- _PROBLEM REQUIREMENTS_
The entries below should be set down again exactly, with every picture left out.

.....

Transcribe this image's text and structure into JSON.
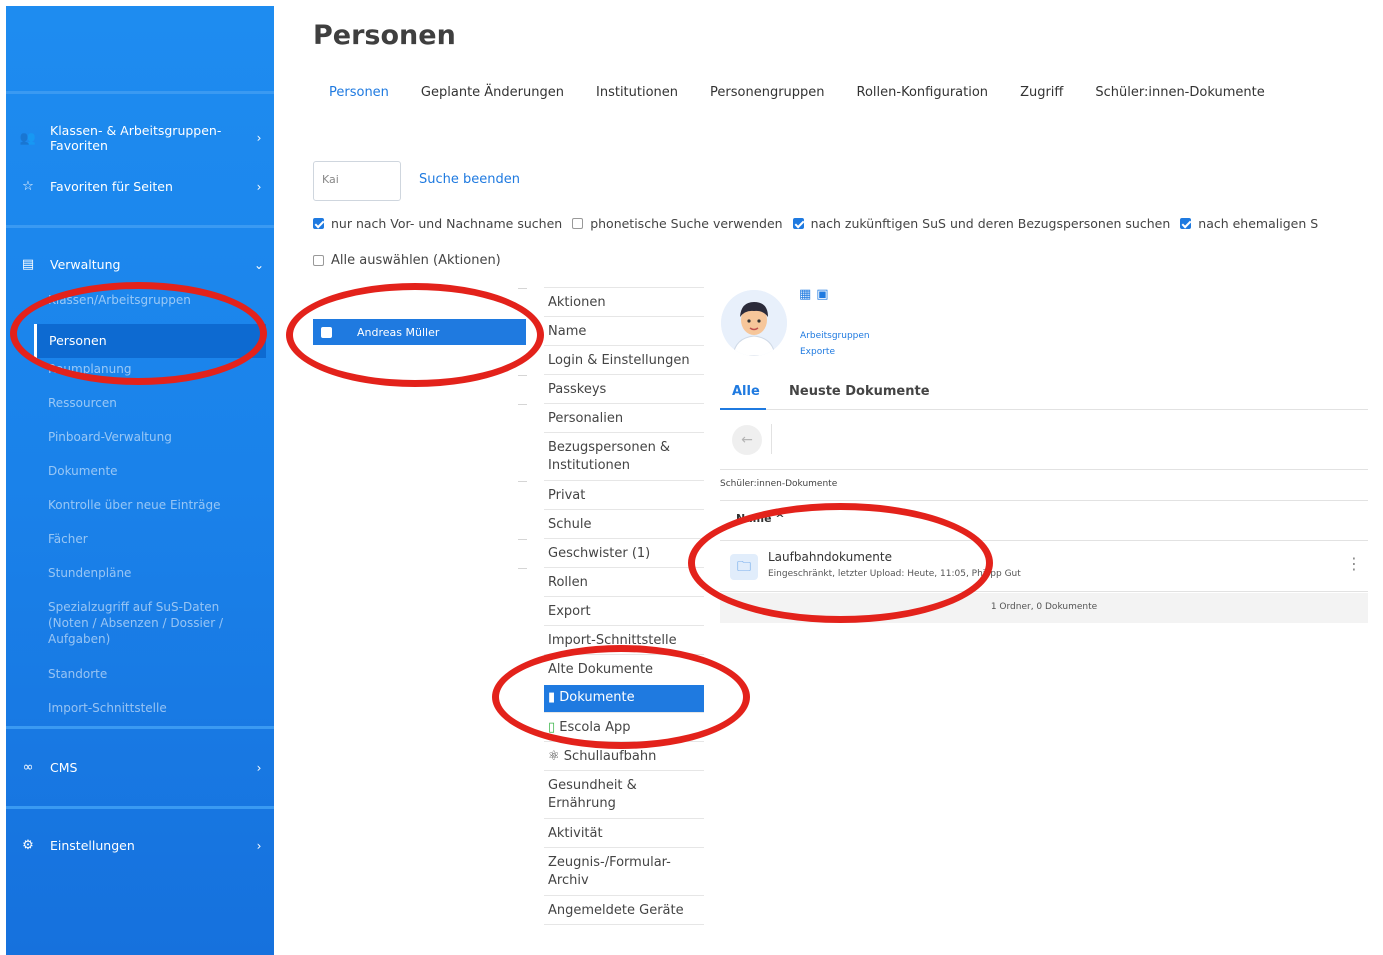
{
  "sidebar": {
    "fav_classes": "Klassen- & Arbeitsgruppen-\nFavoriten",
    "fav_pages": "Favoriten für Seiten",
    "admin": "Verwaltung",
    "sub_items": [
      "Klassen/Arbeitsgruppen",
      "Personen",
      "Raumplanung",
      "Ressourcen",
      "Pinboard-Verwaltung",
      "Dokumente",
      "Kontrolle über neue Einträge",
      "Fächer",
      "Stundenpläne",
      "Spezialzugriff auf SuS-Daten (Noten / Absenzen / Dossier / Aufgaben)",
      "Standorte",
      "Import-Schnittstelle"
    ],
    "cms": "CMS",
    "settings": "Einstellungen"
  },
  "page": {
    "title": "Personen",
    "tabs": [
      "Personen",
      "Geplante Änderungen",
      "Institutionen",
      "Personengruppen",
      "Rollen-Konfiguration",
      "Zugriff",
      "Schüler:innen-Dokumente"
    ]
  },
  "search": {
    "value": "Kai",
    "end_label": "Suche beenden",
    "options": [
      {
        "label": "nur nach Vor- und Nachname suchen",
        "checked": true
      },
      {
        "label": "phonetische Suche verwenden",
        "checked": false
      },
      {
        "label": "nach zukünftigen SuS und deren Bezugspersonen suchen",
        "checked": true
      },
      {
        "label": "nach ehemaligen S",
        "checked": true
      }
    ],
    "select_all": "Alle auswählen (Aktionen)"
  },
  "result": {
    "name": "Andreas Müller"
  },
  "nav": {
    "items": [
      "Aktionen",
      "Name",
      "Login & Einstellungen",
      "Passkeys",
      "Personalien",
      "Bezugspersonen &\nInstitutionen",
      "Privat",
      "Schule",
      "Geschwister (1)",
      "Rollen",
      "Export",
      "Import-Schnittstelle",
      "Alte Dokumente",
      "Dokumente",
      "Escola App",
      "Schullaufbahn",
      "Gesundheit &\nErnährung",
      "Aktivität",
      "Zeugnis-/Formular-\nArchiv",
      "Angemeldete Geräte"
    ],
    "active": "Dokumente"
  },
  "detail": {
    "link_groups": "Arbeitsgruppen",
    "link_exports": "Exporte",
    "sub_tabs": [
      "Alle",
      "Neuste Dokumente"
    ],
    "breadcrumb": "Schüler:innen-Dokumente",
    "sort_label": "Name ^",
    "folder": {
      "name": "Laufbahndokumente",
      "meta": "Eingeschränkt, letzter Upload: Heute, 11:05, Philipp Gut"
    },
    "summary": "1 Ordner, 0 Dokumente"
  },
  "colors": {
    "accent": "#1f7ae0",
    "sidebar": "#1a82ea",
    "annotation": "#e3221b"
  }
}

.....

- _WRITTEN REPLY_
Transcribe this image's text and structure into JSON.
{
  "sidebar": {
    "fav_classes": "Klassen- & Arbeitsgruppen-\nFavoriten",
    "fav_pages": "Favoriten für Seiten",
    "admin": "Verwaltung",
    "sub_items": [
      "Klassen/Arbeitsgruppen",
      "Personen",
      "Raumplanung",
      "Ressourcen",
      "Pinboard-Verwaltung",
      "Dokumente",
      "Kontrolle über neue Einträge",
      "Fächer",
      "Stundenpläne",
      "Spezialzugriff auf SuS-Daten (Noten / Absenzen / Dossier / Aufgaben)",
      "Standorte",
      "Import-Schnittstelle"
    ],
    "cms": "CMS",
    "settings": "Einstellungen"
  },
  "page": {
    "title": "Personen",
    "tabs": [
      "Personen",
      "Geplante Änderungen",
      "Institutionen",
      "Personengruppen",
      "Rollen-Konfiguration",
      "Zugriff",
      "Schüler:innen-Dokumente"
    ]
  },
  "search": {
    "value": "Kai",
    "end_label": "Suche beenden",
    "options": [
      {
        "label": "nur nach Vor- und Nachname suchen",
        "checked": true
      },
      {
        "label": "phonetische Suche verwenden",
        "checked": false
      },
      {
        "label": "nach zukünftigen SuS und deren Bezugspersonen suchen",
        "checked": true
      },
      {
        "label": "nach ehemaligen S",
        "checked": true
      }
    ],
    "select_all": "Alle auswählen (Aktionen)"
  },
  "result": {
    "name": "Andreas Müller"
  },
  "nav": {
    "items": [
      "Aktionen",
      "Name",
      "Login & Einstellungen",
      "Passkeys",
      "Personalien",
      "Bezugspersonen &\nInstitutionen",
      "Privat",
      "Schule",
      "Geschwister (1)",
      "Rollen",
      "Export",
      "Import-Schnittstelle",
      "Alte Dokumente",
      "Dokumente",
      "Escola App",
      "Schullaufbahn",
      "Gesundheit &\nErnährung",
      "Aktivität",
      "Zeugnis-/Formular-\nArchiv",
      "Angemeldete Geräte"
    ],
    "active": "Dokumente"
  },
  "detail": {
    "link_groups": "Arbeitsgruppen",
    "link_exports": "Exporte",
    "sub_tabs": [
      "Alle",
      "Neuste Dokumente"
    ],
    "breadcrumb": "Schüler:innen-Dokumente",
    "sort_label": "Name ^",
    "folder": {
      "name": "Laufbahndokumente",
      "meta": "Eingeschränkt, letzter Upload: Heute, 11:05, Philipp Gut"
    },
    "summary": "1 Ordner, 0 Dokumente"
  },
  "colors": {
    "accent": "#1f7ae0",
    "sidebar": "#1a82ea",
    "annotation": "#e3221b"
  }
}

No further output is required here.